From this perspective, the Evan Schaeffers of the world have got it made. But what about those of us who think of ourselves as standoffish by nature—who shrink back at the thought of taking up scuba-diving or even a new route to work? A strong sense of curiosity is a stable trait that you either have or don't, but even if you don't think of yourself as naturally curious, Kashdan says, it's helpful to remember that curiosity can be cultivated. You can learn to work with what you have.
Just about everyone is interested in something, but in many cases social pressures stifle these curious instincts, making us forget we ever had them. "Lots of people played an instrument when they were younger, and they say, 'I don't do it anymore because I work now,'" Kashdan says. "But really there's no definition of what an adult's supposed to be, and for some people, that's earthshaking to hear."

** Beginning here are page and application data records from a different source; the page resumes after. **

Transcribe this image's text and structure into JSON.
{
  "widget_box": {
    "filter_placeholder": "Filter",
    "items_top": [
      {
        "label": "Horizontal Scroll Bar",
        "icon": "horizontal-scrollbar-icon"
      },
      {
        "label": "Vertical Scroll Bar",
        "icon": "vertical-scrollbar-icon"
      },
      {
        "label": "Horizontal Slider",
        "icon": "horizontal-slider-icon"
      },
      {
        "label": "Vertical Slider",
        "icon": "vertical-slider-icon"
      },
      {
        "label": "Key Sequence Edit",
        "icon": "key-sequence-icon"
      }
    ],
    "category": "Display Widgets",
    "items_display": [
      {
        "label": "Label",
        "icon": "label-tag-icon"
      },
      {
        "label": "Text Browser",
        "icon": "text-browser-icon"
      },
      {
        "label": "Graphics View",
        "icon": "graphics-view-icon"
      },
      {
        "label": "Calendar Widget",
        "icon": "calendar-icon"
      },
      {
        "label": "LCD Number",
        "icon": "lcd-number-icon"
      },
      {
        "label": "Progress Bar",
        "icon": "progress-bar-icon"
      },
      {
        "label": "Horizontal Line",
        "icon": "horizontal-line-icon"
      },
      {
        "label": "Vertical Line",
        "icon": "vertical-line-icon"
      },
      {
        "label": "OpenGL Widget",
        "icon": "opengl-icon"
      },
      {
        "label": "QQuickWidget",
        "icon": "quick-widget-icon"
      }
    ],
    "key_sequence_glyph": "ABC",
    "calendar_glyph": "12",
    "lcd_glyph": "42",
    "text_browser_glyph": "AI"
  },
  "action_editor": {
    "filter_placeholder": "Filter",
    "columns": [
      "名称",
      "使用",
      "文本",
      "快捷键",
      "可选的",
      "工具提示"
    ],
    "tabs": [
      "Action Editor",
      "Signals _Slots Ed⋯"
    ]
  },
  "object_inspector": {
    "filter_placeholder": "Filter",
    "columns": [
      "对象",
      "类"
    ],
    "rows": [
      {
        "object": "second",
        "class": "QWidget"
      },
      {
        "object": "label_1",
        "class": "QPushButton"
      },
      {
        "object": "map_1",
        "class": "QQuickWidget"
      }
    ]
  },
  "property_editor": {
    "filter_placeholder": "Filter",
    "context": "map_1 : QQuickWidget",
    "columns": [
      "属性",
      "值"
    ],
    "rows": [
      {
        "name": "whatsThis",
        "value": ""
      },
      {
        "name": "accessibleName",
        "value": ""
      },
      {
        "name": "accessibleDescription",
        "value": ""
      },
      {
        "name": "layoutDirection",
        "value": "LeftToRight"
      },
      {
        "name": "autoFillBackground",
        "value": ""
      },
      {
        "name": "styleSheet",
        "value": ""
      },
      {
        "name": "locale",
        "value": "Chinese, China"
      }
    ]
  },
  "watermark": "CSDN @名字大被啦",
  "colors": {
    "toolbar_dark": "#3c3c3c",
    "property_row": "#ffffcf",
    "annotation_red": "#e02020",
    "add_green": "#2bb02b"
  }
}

Surmounting your fear of failure will also help you realize your full curiosity-potential. Silvia recommends enlisting a friend to join you in pursuing a new interest that seems intimidating, like kickboxing or watercolors. "Make a pact that you're going to do this together and not judge each other," he says.
Still, occasional slipups are an inevitable part of learning and discovery. "In curious people, there's internal growth that takes place regardless of the outcome," Kashdan says. "Let's say you've never tried barracuda before, but you decide to order it at a restaurant. If you like it, that's great, but even if you don't, you have a story you can use to connect with people: 'Have you ever tried barracuda? It's disgusting!' Either way, you've expanded yourself a bit."

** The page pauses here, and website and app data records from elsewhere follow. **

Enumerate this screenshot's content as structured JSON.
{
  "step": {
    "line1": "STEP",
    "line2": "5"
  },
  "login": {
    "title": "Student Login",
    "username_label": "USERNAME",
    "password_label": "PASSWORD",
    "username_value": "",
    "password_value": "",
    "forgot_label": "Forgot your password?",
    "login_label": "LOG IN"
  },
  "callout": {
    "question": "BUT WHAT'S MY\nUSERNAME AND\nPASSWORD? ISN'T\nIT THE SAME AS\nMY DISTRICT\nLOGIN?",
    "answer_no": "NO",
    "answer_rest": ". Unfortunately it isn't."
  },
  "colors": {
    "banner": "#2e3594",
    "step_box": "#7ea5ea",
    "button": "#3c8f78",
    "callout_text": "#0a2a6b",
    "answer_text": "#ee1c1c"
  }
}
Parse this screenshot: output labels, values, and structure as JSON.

In Schaeffer's case, following his inquisitive mind led to new opportunities he'd never even considered. "A publisher got into contact with me through my blog and asked if I'd like to write a book about trial law," he says. "I'd always had a side career in writing, but I never expected it to turn into something like this." The lives of curious people may not always go according to plan, but their willingness to take a chance on improvisation pays big in dividends.
If you've got an inquiring mind, it's possible to turn even mundane events, like waiting in line at the DMV, into something meaningful. Look for details others might miss, and seek to learn more about them. For instance, try turning to another customer in line and saying, "I noticed the Purple Heart pinned to your jacket. What war did you serve in?"

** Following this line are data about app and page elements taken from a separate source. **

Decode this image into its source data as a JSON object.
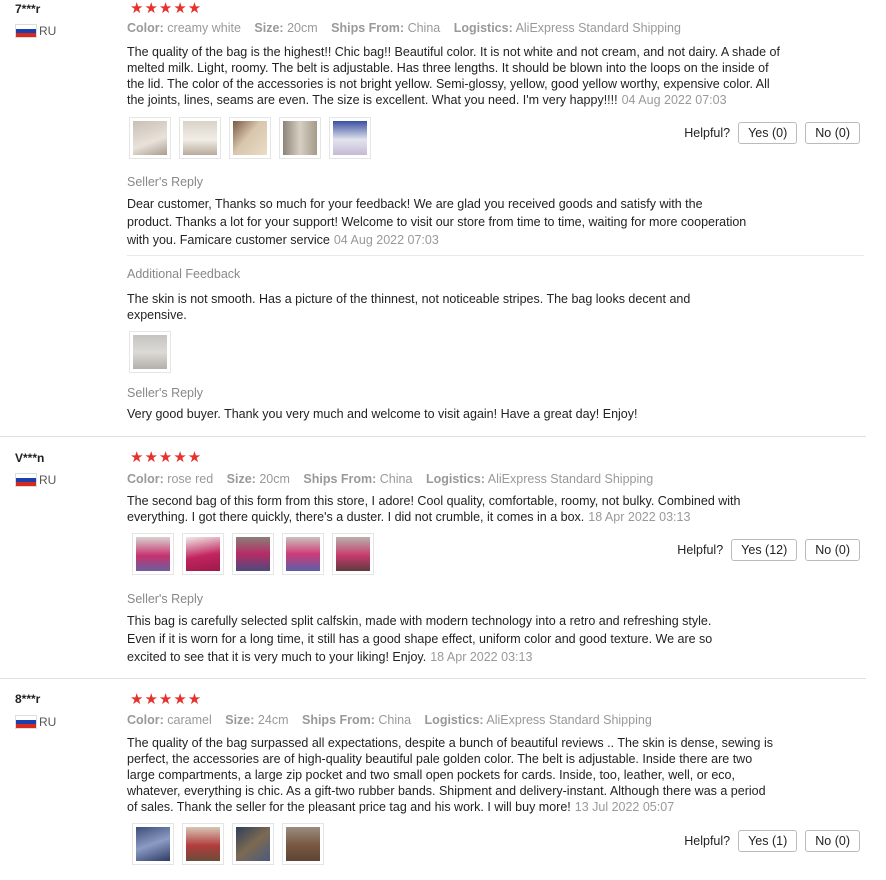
{
  "reviews": [
    {
      "user": "7***r",
      "country": "RU",
      "stars": "★★★★★",
      "color_label": "Color:",
      "color_value": "creamy white",
      "size_label": "Size:",
      "size_value": "20cm",
      "ships_label": "Ships From:",
      "ships_value": "China",
      "logistics_label": "Logistics:",
      "logistics_value": "AliExpress Standard Shipping",
      "text": "The quality of the bag is the highest!! Chic bag!! Beautiful color. It is not white and not cream, and not dairy. A shade of melted milk. Light, roomy. The belt is adjustable. Has three lengths. It should be blown into the loops on the inside of the lid. The color of the accessories is not bright yellow. Semi-glossy, yellow, good yellow worthy, expensive color. All the joints, lines, seams are even. The size is excellent. What you need. I'm very happy!!!!",
      "date": "04 Aug 2022 07:03",
      "helpful_label": "Helpful?",
      "yes_label": "Yes (0)",
      "no_label": "No (0)",
      "reply_label": "Seller's Reply",
      "reply_text": "Dear customer, Thanks so much for your feedback! We are glad you received goods and satisfy with the product. Thanks a lot for your support! Welcome to visit our store from time to time, waiting for more cooperation with you. Famicare customer service",
      "reply_date": "04 Aug 2022 07:03",
      "additional_label": "Additional Feedback",
      "additional_text": "The skin is not smooth. Has a picture of the thinnest, not noticeable stripes. The bag looks decent and expensive.",
      "reply2_label": "Seller's Reply",
      "reply2_text": "Very good buyer. Thank you very much and welcome to visit again! Have a great day! Enjoy!"
    },
    {
      "user": "V***n",
      "country": "RU",
      "stars": "★★★★★",
      "color_label": "Color:",
      "color_value": "rose red",
      "size_label": "Size:",
      "size_value": "20cm",
      "ships_label": "Ships From:",
      "ships_value": "China",
      "logistics_label": "Logistics:",
      "logistics_value": "AliExpress Standard Shipping",
      "text": "The second bag of this form from this store, I adore! Cool quality, comfortable, roomy, not bulky. Combined with everything. I got there quickly, there's a duster. I did not crumble, it comes in a box.",
      "date": "18 Apr 2022 03:13",
      "helpful_label": "Helpful?",
      "yes_label": "Yes (12)",
      "no_label": "No (0)",
      "reply_label": "Seller's Reply",
      "reply_text": "This bag is carefully selected split calfskin, made with modern technology into a retro and refreshing style. Even if it is worn for a long time, it still has a good shape effect, uniform color and good texture. We are so excited to see that it is very much to your liking! Enjoy.",
      "reply_date": "18 Apr 2022 03:13"
    },
    {
      "user": "8***r",
      "country": "RU",
      "stars": "★★★★★",
      "color_label": "Color:",
      "color_value": "caramel",
      "size_label": "Size:",
      "size_value": "24cm",
      "ships_label": "Ships From:",
      "ships_value": "China",
      "logistics_label": "Logistics:",
      "logistics_value": "AliExpress Standard Shipping",
      "text": "The quality of the bag surpassed all expectations, despite a bunch of beautiful reviews .. The skin is dense, sewing is perfect, the accessories are of high-quality beautiful pale golden color. The belt is adjustable. Inside there are two large compartments, a large zip pocket and two small open pockets for cards. Inside, too, leather, well, or eco, whatever, everything is chic. As a gift-two rubber bands. Shipment and delivery-instant. Although there was a period of sales. Thank the seller for the pleasant price tag and his work. I will buy more!",
      "date": "13 Jul 2022 05:07",
      "helpful_label": "Helpful?",
      "yes_label": "Yes (1)",
      "no_label": "No (0)"
    }
  ]
}
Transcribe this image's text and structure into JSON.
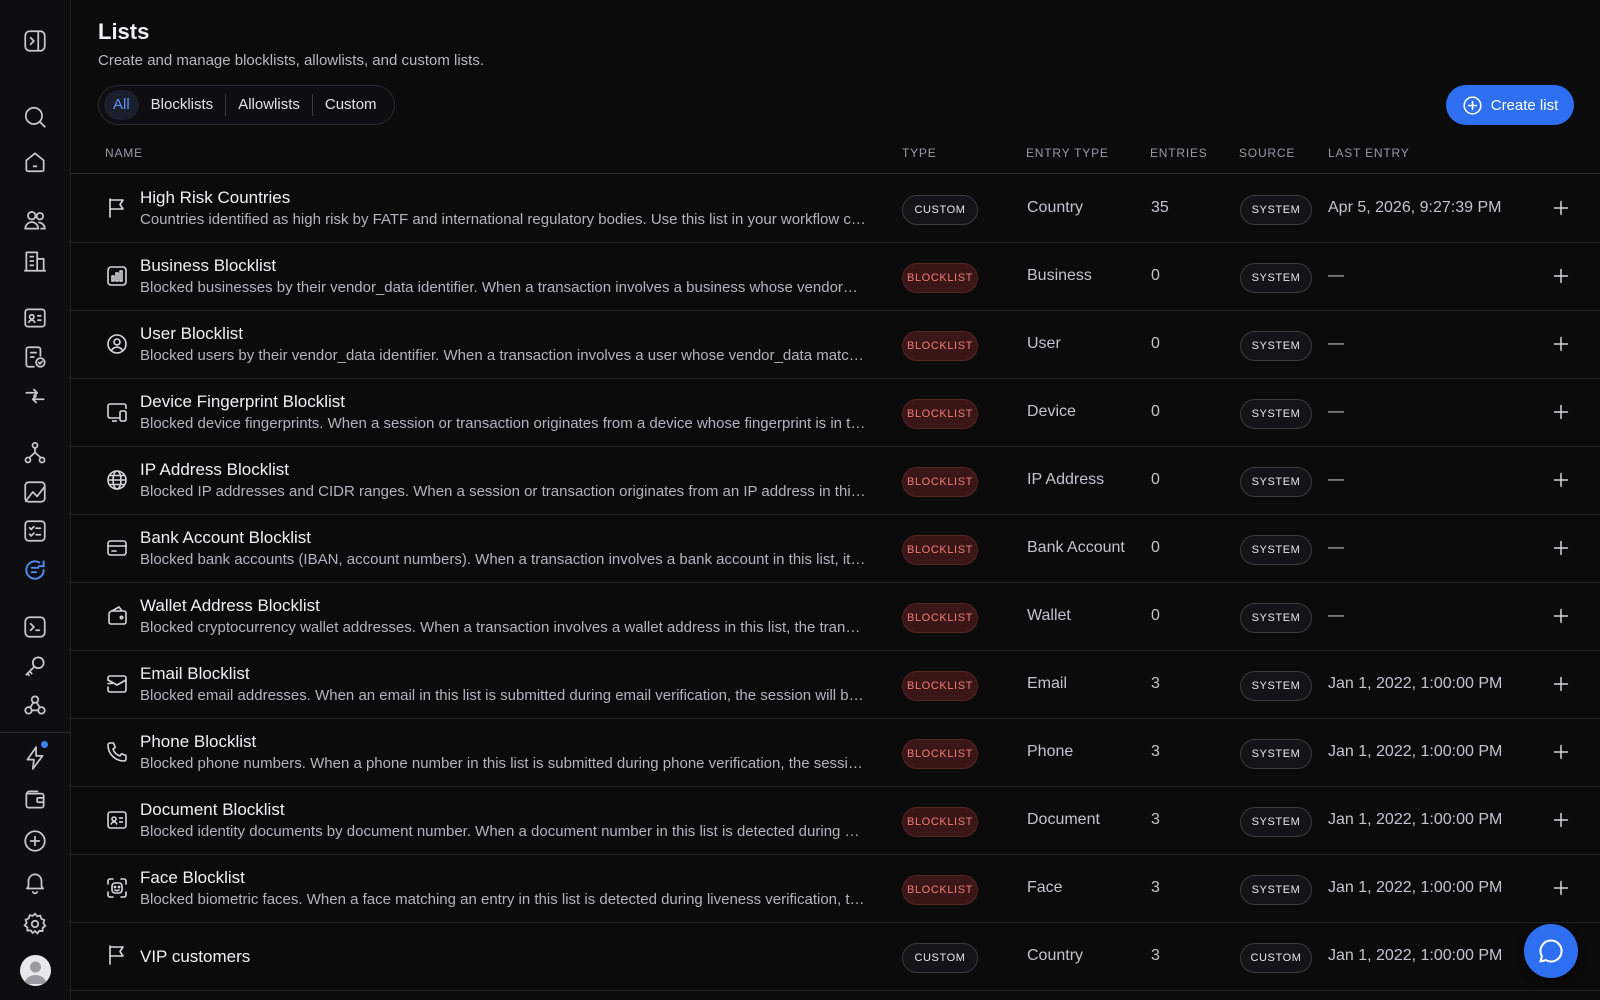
{
  "page": {
    "title": "Lists",
    "subtitle": "Create and manage blocklists, allowlists, and custom lists."
  },
  "filters": [
    {
      "label": "All",
      "active": true
    },
    {
      "label": "Blocklists",
      "active": false
    },
    {
      "label": "Allowlists",
      "active": false
    },
    {
      "label": "Custom",
      "active": false
    }
  ],
  "create_button": {
    "label": "Create list",
    "icon": "plus-circle-icon"
  },
  "columns": {
    "name": "NAME",
    "type": "TYPE",
    "entry_type": "ENTRY TYPE",
    "entries": "ENTRIES",
    "source": "SOURCE",
    "last_entry": "LAST ENTRY"
  },
  "rows": [
    {
      "icon": "flag-icon",
      "name": "High Risk Countries",
      "description": "Countries identified as high risk by FATF and international regulatory bodies. Use this list in your workflow conditions to flag or block transactions.",
      "type": "CUSTOM",
      "type_style": "custom",
      "entry_type": "Country",
      "entries": "35",
      "source": "SYSTEM",
      "last_entry": "Apr 5, 2026, 9:27:39 PM"
    },
    {
      "icon": "building-icon",
      "name": "Business Blocklist",
      "description": "Blocked businesses by their vendor_data identifier. When a transaction involves a business whose vendor_data matches, it is blocked.",
      "type": "BLOCKLIST",
      "type_style": "blocklist",
      "entry_type": "Business",
      "entries": "0",
      "source": "SYSTEM",
      "last_entry": "—"
    },
    {
      "icon": "user-circle-icon",
      "name": "User Blocklist",
      "description": "Blocked users by their vendor_data identifier. When a transaction involves a user whose vendor_data matches, it is blocked.",
      "type": "BLOCKLIST",
      "type_style": "blocklist",
      "entry_type": "User",
      "entries": "0",
      "source": "SYSTEM",
      "last_entry": "—"
    },
    {
      "icon": "device-icon",
      "name": "Device Fingerprint Blocklist",
      "description": "Blocked device fingerprints. When a session or transaction originates from a device whose fingerprint is in this list, it is blocked.",
      "type": "BLOCKLIST",
      "type_style": "blocklist",
      "entry_type": "Device",
      "entries": "0",
      "source": "SYSTEM",
      "last_entry": "—"
    },
    {
      "icon": "globe-icon",
      "name": "IP Address Blocklist",
      "description": "Blocked IP addresses and CIDR ranges. When a session or transaction originates from an IP address in this list, it is blocked.",
      "type": "BLOCKLIST",
      "type_style": "blocklist",
      "entry_type": "IP Address",
      "entries": "0",
      "source": "SYSTEM",
      "last_entry": "—"
    },
    {
      "icon": "bank-card-icon",
      "name": "Bank Account Blocklist",
      "description": "Blocked bank accounts (IBAN, account numbers). When a transaction involves a bank account in this list, it is blocked.",
      "type": "BLOCKLIST",
      "type_style": "blocklist",
      "entry_type": "Bank Account",
      "entries": "0",
      "source": "SYSTEM",
      "last_entry": "—"
    },
    {
      "icon": "wallet-icon",
      "name": "Wallet Address Blocklist",
      "description": "Blocked cryptocurrency wallet addresses. When a transaction involves a wallet address in this list, the transaction is blocked.",
      "type": "BLOCKLIST",
      "type_style": "blocklist",
      "entry_type": "Wallet",
      "entries": "0",
      "source": "SYSTEM",
      "last_entry": "—"
    },
    {
      "icon": "mail-icon",
      "name": "Email Blocklist",
      "description": "Blocked email addresses. When an email in this list is submitted during email verification, the session will be declined.",
      "type": "BLOCKLIST",
      "type_style": "blocklist",
      "entry_type": "Email",
      "entries": "3",
      "source": "SYSTEM",
      "last_entry": "Jan 1, 2022, 1:00:00 PM"
    },
    {
      "icon": "phone-icon",
      "name": "Phone Blocklist",
      "description": "Blocked phone numbers. When a phone number in this list is submitted during phone verification, the session will be declined.",
      "type": "BLOCKLIST",
      "type_style": "blocklist",
      "entry_type": "Phone",
      "entries": "3",
      "source": "SYSTEM",
      "last_entry": "Jan 1, 2022, 1:00:00 PM"
    },
    {
      "icon": "id-card-icon",
      "name": "Document Blocklist",
      "description": "Blocked identity documents by document number. When a document number in this list is detected during verification, the session is declined.",
      "type": "BLOCKLIST",
      "type_style": "blocklist",
      "entry_type": "Document",
      "entries": "3",
      "source": "SYSTEM",
      "last_entry": "Jan 1, 2022, 1:00:00 PM"
    },
    {
      "icon": "face-scan-icon",
      "name": "Face Blocklist",
      "description": "Blocked biometric faces. When a face matching an entry in this list is detected during liveness verification, the session is declined.",
      "type": "BLOCKLIST",
      "type_style": "blocklist",
      "entry_type": "Face",
      "entries": "3",
      "source": "SYSTEM",
      "last_entry": "Jan 1, 2022, 1:00:00 PM"
    },
    {
      "icon": "flag-icon",
      "name": "VIP customers",
      "description": "",
      "type": "CUSTOM",
      "type_style": "custom",
      "entry_type": "Country",
      "entries": "3",
      "source": "CUSTOM",
      "last_entry": "Jan 1, 2022, 1:00:00 PM"
    }
  ],
  "sidebar": {
    "items": [
      {
        "icon": "sidebar-toggle-icon"
      },
      {
        "icon": "search-icon"
      },
      {
        "icon": "home-icon"
      },
      {
        "icon": "users-icon"
      },
      {
        "icon": "building-icon"
      },
      {
        "icon": "id-card-icon"
      },
      {
        "icon": "document-check-icon"
      },
      {
        "icon": "transfer-arrows-icon"
      },
      {
        "icon": "workflow-icon"
      },
      {
        "icon": "analytics-icon"
      },
      {
        "icon": "checklist-icon"
      },
      {
        "icon": "lists-icon",
        "active": true
      },
      {
        "icon": "terminal-icon"
      },
      {
        "icon": "key-icon"
      },
      {
        "icon": "webhook-icon"
      },
      {
        "icon": "lightning-icon"
      },
      {
        "icon": "wallet-icon"
      },
      {
        "icon": "plus-circle-icon"
      },
      {
        "icon": "bell-icon"
      },
      {
        "icon": "gear-icon"
      }
    ]
  },
  "colors": {
    "accent": "#2d6ff0",
    "active_icon": "#4f8df5",
    "blocklist_text": "#f07a7a",
    "blocklist_bg": "#3a1616"
  }
}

"If you're curious about something, it acts as a positive counterweight to anxiety and fear," Silvia says. Exercising your curiosity won't wipe out doubt, but it may help you focus on the likely positive consequences of a new venture (learning to execute a perfect swan dive) rather than the negative ones (doing a belly flop and surfacing to the sound of laughter).
A key component of curiosity is what Boston College psychologist Ellen Winner calls a "rage to master"—whether that involves accumulating rejection slips from The New Yorker or spending hours in the basement learning banjo fingerings. An intense focus on specific interests or goals invites the state of mental immersion called "flow," which in turn elicits feelings of accomplishment and well-being.